The three separate acts of violence over the past weekend are symptomatic of larger and deeper issues of anti-Blackness and anti-Asian sentiments in the United States. Harmful conspiracy theories have steadily gained visibility in mainstream rhetoric, media, and politics feeding hatred and promoting White Nationalism.
While we mourn the loss of life and pain inflicted on Buffalo, Laguna Beach, and Dallas, we are also angry that while motivation in each situation is not entirely clear, it is true that in each case the shooters left their home with the intent to do harm to people with a specific skin color or ethnic background.
Every person deserves to live without fear of harm or death because of the skin they exist in.
We are frustrated because we are here once again. We must make real our opposition to the political terror taking place around the country. It is not enough to grieve or to become angry. We must and can take action.
Humans need a sense of belonging and will seek that out if they don’t find it. Creating strong and inclusive communities, and knowing our neighbors can prepare us to provide support for communities of color and identify those drawn to White supremacy groups.
This manual provides a guide for those who want to “do something” about hate, not only for the immediate aftermath of a hateful act, but for years to come to improve their community.
A Community Guide For Opposing Hate
Concerned about someone you know?
Confronting Conspiracy Theories And Organized Bigotry at Home: A Guide for Parents and Caregivers
Hate crimes, an attempted crime, or a hate incident – threats, assault, and violence, or graffiti that is targeted because of race, religion, disability, gender, or sexual orientation – should be reported. Take photos if possible, write down details taking note of any words said or symbols. Even if these words or symbols don’t make sense to you, they may be helpful to the police.
Resources to learn more about hate groups:
- Southern Poverty Law Center, a non-profit organization monitoring the activities of domestic hate groups and other extremists.
- Anti Defamation League tracks hate crimes, lists know hate symbols on their website including learning materials on hate crimes, bullying, and discrimination.

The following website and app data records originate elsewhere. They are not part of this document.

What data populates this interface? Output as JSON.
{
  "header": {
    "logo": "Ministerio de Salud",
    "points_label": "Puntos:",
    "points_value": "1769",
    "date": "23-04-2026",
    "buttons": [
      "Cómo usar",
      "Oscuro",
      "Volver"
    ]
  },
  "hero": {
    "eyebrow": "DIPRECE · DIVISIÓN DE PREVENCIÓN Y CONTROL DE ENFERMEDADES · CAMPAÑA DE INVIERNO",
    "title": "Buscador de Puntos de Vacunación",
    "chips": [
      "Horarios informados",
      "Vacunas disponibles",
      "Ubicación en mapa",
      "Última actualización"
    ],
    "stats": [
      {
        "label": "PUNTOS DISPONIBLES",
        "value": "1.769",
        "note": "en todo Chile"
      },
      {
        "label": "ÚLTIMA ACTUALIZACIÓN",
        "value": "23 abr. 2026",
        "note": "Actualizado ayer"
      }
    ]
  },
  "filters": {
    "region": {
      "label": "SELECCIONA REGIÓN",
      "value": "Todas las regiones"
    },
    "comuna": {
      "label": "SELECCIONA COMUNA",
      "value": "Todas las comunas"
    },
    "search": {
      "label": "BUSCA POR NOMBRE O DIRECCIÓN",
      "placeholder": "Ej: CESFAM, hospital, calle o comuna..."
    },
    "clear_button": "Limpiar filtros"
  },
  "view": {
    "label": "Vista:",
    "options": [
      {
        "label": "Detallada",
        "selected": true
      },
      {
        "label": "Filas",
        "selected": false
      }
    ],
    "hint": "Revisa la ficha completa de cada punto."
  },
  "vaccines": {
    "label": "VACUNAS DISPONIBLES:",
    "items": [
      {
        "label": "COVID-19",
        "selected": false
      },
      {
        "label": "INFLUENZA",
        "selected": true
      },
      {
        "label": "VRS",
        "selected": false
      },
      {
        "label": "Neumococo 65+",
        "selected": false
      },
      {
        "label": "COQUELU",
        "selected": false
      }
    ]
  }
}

- Decoding Hate Symbols Seen at the Capitol Insurrection. From Viking hammers to flags of fictional countries, National Geographic breaks down the origins and evolution of hate symbols.